Recorded data

== Segment start ==

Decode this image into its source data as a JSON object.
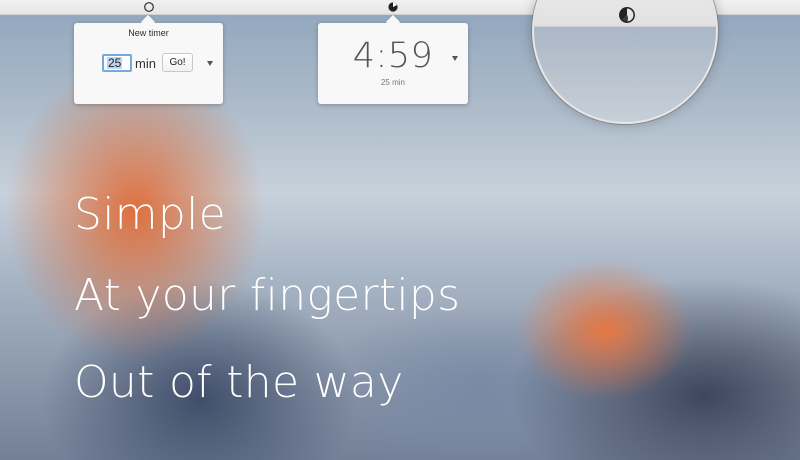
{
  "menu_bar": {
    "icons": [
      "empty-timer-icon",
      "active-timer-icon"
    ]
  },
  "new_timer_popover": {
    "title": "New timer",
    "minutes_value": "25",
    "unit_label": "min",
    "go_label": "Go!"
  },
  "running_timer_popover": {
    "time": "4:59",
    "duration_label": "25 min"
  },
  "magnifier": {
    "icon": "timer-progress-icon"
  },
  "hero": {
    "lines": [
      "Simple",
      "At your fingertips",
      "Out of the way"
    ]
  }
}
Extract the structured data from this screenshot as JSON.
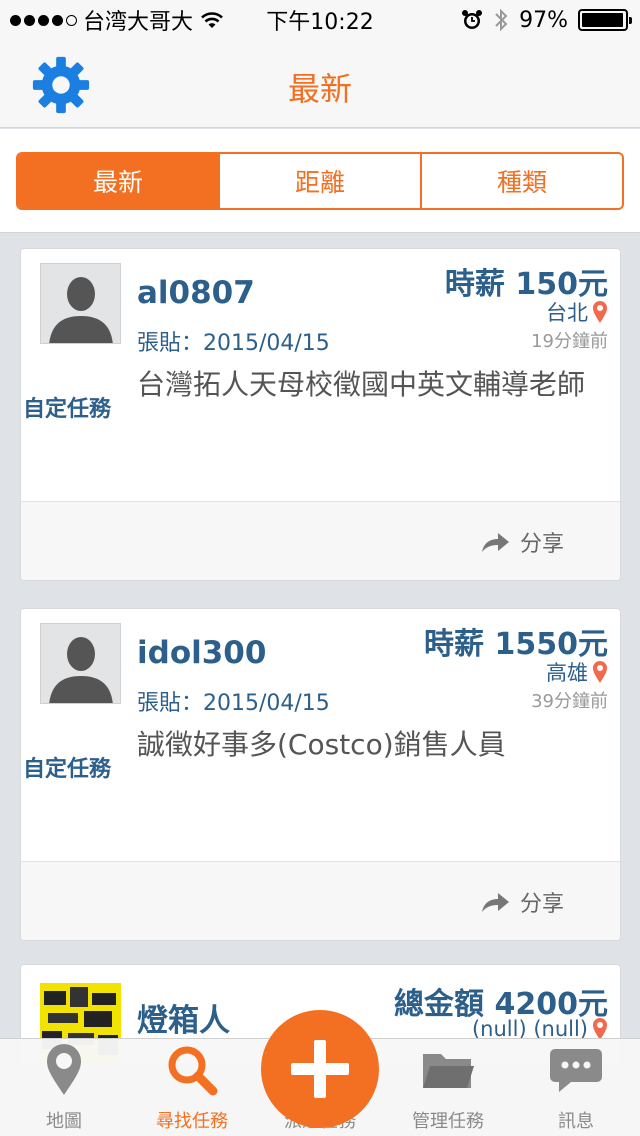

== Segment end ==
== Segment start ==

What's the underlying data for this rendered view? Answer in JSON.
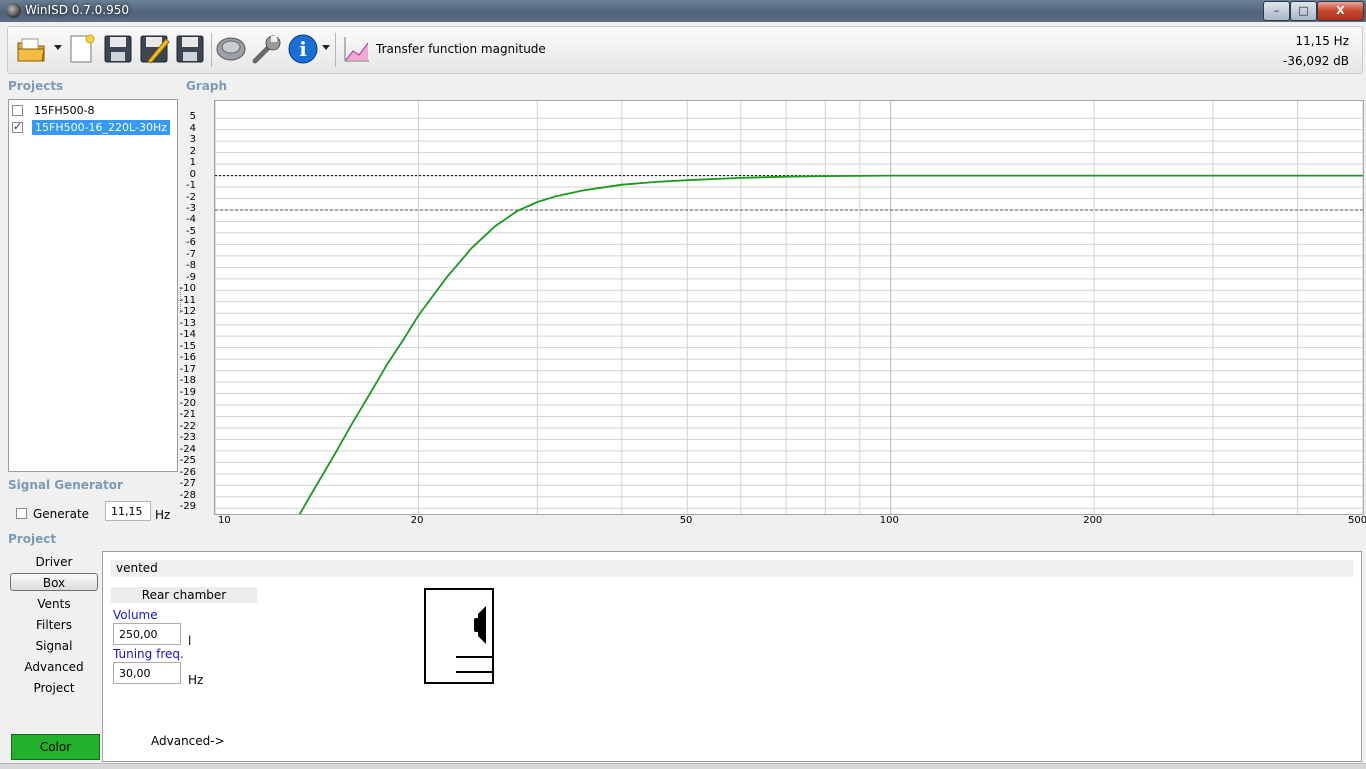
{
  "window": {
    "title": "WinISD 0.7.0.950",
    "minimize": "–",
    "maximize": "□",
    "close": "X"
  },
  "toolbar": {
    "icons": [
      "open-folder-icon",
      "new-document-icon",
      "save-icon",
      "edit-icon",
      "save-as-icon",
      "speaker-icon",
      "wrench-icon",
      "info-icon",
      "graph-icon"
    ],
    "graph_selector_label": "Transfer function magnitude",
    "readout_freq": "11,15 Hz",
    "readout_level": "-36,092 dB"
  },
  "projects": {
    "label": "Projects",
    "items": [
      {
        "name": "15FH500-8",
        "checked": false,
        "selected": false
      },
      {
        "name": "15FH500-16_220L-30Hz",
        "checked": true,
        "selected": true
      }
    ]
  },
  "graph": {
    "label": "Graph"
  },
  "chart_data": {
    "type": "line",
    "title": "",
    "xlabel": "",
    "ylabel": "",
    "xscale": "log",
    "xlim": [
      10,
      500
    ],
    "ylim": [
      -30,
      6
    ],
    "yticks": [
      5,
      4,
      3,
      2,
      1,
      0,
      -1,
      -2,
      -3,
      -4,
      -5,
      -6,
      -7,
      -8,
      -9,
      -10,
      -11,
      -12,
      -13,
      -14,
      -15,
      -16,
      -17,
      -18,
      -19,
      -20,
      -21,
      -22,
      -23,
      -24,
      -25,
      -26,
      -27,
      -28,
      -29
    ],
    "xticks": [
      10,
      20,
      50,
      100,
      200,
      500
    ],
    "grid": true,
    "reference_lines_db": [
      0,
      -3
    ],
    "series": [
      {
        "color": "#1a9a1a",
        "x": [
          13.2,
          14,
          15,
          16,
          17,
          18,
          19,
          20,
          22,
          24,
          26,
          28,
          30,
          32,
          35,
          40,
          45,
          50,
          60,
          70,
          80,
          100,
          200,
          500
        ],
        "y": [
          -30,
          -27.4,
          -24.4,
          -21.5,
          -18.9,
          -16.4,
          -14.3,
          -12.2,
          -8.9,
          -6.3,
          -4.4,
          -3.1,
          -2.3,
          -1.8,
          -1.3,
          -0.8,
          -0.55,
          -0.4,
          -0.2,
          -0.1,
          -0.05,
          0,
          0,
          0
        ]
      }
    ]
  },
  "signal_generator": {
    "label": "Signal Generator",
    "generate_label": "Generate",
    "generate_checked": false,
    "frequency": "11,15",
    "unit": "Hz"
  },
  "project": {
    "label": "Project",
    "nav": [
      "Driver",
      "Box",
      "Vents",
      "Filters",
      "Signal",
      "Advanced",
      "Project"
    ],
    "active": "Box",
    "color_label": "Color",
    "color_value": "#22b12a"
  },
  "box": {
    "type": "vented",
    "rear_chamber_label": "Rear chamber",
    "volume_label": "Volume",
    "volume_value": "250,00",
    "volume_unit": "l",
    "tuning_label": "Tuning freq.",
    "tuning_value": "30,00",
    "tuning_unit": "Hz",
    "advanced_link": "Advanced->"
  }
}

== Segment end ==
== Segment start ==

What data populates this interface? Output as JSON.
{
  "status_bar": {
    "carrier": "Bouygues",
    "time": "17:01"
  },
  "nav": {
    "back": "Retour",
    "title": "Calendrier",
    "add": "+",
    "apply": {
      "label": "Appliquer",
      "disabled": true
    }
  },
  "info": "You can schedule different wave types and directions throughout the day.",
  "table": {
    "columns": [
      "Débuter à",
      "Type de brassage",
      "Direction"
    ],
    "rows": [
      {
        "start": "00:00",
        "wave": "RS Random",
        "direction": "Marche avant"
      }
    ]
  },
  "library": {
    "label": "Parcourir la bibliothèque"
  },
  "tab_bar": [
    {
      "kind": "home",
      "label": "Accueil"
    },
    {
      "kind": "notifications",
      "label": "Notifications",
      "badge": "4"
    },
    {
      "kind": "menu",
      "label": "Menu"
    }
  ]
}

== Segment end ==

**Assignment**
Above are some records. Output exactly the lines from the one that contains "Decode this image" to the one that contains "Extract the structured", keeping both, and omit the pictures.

**Response box**
Decode this image into its source data as a JSON object.
{
  "menu_bar": {
    "icons": [
      "empty-timer-icon",
      "active-timer-icon"
    ]
  },
  "new_timer_popover": {
    "title": "New timer",
    "minutes_value": "25",
    "unit_label": "min",
    "go_label": "Go!"
  },
  "running_timer_popover": {
    "time": "4:59",
    "duration_label": "25 min"
  },
  "magnifier": {
    "icon": "timer-progress-icon"
  },
  "hero": {
    "lines": [
      "Simple",
      "At your fingertips",
      "Out of the way"
    ]
  }
}
Extract the structured data from this screenshot as JSON.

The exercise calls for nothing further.